by Julie Durway
We've identified these texts as great options for text pairings based on similar themes, literary devices, topic, or writing style. Supplement your lesson with one or more of these options and challenge students to compare and contrast the texts. To assign a paired text, click on the text to go to its page and click the "Assign Text" button there.
The Three Sisters
- Barbara Hagen
In the informational text “The Three Sisters,” Barbara Hagen discusses the three main vegetables that many American Indians ate hundreds of years ago.Pair “The Three Sisters” with “Tsenacomoco: My World” to provide students with background on the everyday lives and diets of many Native Americans. Ask students to discuss how each text demonstrates the values of Native Americans. How were family roles similar in each text? How did Native Americans view the world around them?
Home Sweet Home
- Sarah J. Bell
In the informational text “Home Sweet Home,” Sarah J. Bell describes the different types of houses Native Americans built hundreds of year ago.Pair “Home Sweet Home” with “Tsenacomoco: My World” and ask students to discuss how both texts describe Native American homes. How did the types of homes vary based on the different tribes and places where they lived? Who was in charge of building these homes? Comparing the texts, what do different tribes have in common?
The Long March
- Peggy King Anderson

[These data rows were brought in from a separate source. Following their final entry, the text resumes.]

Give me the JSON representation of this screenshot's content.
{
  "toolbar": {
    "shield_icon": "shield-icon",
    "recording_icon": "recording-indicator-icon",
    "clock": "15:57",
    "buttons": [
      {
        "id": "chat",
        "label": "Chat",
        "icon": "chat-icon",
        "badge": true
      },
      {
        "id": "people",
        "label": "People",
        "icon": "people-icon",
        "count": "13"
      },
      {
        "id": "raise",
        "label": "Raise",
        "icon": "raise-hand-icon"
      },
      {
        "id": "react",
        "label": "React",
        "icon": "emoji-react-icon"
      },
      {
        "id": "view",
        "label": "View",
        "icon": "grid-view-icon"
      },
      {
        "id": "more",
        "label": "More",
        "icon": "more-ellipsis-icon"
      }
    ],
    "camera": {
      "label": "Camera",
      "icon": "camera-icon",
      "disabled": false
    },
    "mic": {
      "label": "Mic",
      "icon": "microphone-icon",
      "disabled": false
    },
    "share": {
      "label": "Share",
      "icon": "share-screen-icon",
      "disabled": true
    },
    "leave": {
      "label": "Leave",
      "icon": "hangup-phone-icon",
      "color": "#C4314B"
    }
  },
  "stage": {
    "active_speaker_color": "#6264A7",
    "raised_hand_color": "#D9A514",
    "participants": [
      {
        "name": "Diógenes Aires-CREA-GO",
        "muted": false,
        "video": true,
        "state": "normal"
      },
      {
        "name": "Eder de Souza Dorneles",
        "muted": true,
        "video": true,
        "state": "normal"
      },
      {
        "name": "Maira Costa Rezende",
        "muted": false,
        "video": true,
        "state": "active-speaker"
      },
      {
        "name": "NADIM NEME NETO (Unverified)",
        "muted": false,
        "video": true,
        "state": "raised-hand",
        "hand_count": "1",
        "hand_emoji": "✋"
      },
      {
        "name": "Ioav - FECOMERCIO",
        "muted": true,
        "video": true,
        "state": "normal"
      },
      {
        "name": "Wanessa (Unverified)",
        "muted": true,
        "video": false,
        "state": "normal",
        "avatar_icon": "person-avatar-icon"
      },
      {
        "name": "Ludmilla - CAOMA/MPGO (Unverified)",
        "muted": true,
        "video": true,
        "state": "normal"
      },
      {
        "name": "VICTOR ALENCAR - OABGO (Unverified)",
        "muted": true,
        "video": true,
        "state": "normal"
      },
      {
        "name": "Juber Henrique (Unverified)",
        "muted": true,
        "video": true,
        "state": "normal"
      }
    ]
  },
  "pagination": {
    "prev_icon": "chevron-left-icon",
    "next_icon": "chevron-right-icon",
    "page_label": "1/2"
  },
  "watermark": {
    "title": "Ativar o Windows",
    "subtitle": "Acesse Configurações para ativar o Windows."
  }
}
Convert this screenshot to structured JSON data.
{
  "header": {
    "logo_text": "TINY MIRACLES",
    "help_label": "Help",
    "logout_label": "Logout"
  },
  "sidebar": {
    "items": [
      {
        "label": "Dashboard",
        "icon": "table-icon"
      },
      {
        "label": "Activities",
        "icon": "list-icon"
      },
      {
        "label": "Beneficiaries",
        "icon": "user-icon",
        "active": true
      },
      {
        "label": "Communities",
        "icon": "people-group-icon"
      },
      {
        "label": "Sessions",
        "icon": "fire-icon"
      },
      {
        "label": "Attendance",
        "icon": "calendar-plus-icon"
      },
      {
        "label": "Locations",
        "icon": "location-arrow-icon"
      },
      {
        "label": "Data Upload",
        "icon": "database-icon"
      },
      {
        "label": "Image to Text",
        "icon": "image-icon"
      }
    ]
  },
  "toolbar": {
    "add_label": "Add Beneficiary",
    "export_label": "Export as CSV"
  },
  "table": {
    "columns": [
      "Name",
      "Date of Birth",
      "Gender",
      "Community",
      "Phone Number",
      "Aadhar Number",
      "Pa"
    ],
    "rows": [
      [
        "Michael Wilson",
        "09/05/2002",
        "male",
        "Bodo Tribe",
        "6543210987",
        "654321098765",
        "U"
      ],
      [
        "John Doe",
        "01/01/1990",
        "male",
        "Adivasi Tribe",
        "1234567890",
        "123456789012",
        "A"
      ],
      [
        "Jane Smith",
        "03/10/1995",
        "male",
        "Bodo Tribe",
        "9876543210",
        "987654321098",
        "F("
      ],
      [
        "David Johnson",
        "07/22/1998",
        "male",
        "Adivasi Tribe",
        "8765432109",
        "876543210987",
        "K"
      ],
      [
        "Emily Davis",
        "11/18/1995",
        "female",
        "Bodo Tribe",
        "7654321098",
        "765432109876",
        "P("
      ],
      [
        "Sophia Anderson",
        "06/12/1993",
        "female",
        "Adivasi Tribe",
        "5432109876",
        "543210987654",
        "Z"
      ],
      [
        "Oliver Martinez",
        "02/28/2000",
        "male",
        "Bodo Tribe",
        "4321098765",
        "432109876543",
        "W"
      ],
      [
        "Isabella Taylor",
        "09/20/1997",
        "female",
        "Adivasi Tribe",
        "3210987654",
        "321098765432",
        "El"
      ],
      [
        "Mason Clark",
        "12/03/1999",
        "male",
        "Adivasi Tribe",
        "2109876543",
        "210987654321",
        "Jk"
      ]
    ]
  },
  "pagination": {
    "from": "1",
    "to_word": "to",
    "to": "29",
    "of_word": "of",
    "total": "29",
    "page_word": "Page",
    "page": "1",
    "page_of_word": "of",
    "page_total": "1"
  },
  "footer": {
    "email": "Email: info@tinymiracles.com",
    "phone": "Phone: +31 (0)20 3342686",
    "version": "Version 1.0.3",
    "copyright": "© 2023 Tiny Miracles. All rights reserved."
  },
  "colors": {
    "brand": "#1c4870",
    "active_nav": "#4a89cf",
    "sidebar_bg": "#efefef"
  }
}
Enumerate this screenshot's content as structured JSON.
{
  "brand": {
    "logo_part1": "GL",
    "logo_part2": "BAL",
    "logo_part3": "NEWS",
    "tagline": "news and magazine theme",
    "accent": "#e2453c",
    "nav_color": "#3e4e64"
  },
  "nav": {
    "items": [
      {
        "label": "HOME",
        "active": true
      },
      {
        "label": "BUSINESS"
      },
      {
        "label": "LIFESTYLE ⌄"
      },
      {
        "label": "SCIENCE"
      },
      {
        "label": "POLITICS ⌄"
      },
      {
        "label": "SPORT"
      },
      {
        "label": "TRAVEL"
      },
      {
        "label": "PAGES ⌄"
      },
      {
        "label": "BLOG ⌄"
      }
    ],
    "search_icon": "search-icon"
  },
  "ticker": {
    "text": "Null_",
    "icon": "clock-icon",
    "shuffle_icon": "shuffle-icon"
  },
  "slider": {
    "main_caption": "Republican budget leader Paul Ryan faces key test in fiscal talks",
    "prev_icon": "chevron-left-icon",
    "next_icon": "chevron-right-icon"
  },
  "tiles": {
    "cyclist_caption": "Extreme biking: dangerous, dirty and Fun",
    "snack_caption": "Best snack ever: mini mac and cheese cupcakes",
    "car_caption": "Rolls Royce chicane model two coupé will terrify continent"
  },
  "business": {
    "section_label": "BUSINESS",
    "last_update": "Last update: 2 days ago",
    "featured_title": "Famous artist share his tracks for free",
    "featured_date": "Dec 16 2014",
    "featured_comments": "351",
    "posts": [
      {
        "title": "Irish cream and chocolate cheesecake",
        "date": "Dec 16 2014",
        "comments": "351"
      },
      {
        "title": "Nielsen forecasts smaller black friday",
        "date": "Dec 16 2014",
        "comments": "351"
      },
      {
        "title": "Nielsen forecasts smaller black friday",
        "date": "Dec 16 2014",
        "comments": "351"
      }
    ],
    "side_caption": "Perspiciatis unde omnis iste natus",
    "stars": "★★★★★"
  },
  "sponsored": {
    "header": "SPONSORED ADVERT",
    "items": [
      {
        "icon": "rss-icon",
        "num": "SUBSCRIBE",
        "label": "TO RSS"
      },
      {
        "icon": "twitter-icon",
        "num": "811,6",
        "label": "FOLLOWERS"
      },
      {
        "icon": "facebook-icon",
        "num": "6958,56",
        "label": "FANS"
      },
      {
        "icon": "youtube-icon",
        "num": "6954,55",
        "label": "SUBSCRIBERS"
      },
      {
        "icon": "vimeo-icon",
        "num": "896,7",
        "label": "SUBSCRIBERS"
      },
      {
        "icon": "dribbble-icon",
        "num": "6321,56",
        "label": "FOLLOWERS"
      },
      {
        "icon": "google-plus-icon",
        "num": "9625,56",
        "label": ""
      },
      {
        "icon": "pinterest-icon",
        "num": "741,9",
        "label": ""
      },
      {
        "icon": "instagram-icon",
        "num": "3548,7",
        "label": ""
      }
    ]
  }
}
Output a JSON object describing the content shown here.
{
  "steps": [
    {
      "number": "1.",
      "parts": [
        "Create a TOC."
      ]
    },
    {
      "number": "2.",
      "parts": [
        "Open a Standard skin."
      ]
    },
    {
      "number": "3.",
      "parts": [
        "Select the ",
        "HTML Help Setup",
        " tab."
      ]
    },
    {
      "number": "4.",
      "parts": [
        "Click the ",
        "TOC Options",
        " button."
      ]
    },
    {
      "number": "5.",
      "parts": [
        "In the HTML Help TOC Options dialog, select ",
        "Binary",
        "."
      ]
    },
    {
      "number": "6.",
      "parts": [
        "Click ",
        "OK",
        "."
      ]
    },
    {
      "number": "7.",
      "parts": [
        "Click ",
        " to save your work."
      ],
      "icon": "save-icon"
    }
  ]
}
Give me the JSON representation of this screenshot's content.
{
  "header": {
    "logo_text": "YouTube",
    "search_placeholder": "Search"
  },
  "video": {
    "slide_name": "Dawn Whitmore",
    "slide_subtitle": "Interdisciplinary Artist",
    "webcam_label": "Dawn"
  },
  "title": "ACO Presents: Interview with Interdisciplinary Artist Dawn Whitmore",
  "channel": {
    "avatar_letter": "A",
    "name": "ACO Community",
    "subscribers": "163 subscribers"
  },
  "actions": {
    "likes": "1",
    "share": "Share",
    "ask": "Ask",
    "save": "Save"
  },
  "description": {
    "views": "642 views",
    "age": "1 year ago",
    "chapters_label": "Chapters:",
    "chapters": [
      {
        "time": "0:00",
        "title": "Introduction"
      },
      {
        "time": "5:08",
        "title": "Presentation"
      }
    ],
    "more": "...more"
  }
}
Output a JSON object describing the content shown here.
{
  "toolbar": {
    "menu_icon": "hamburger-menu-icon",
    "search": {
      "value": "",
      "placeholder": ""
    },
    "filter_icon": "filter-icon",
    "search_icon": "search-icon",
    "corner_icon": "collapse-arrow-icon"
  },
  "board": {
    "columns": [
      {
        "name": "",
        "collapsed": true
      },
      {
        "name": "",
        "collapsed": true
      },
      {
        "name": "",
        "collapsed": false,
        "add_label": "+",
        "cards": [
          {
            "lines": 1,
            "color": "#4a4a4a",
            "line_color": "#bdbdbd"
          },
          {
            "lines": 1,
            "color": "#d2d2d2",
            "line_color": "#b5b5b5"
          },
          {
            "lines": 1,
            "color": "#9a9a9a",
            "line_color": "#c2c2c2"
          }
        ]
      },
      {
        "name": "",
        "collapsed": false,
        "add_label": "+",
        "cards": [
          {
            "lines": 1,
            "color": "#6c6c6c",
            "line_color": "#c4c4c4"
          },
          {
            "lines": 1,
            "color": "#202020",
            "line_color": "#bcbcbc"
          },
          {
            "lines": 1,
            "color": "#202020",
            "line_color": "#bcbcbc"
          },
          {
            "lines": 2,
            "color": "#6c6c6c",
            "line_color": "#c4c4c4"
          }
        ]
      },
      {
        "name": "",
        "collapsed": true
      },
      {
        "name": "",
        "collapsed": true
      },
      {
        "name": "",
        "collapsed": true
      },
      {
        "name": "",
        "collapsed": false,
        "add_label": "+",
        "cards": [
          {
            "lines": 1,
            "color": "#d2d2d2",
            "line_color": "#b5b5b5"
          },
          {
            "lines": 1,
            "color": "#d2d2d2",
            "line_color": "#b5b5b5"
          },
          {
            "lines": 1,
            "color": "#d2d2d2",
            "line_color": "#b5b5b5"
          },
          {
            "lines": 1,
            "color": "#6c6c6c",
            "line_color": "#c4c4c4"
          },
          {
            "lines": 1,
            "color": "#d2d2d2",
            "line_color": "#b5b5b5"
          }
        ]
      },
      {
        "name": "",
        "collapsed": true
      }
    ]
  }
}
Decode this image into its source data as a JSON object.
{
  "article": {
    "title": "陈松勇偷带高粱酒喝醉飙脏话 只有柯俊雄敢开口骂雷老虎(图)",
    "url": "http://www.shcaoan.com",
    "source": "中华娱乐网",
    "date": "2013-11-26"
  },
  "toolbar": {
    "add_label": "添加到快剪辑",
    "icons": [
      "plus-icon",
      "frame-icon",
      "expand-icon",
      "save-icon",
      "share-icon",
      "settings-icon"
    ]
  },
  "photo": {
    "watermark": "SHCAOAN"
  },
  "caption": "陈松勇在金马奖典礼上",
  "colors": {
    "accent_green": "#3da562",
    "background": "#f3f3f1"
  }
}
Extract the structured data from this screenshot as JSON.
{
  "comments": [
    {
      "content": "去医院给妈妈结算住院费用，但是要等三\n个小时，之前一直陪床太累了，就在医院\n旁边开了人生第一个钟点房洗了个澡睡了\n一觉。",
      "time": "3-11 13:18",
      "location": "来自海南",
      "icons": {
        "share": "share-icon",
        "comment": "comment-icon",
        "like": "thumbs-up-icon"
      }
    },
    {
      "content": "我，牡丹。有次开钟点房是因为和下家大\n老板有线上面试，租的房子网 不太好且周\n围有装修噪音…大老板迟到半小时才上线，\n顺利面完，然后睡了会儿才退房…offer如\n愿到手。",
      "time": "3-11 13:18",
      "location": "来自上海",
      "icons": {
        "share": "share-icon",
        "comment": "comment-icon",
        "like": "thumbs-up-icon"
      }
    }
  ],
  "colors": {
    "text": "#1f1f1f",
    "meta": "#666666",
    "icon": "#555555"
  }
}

In 1838, the Potawatomi Indians were forced to leave their homelands and move west on a long and difficult march. This informational text tells the story of one girl who was forced from her home.Pair “Tsenacomoco: My World” with “The Long March” to provide students with an account of how the Powhatan people’s lives were changed by encounters with English settlers. In what ways are the changes that happened in the lives of the Powhatan and the changes that happened for the Potawatomi similar? In what ways are they different? In both stories, characters see the importance of telling stories about the past. Why is it so important to tell the stories of life in America before the settlers forced so many changes?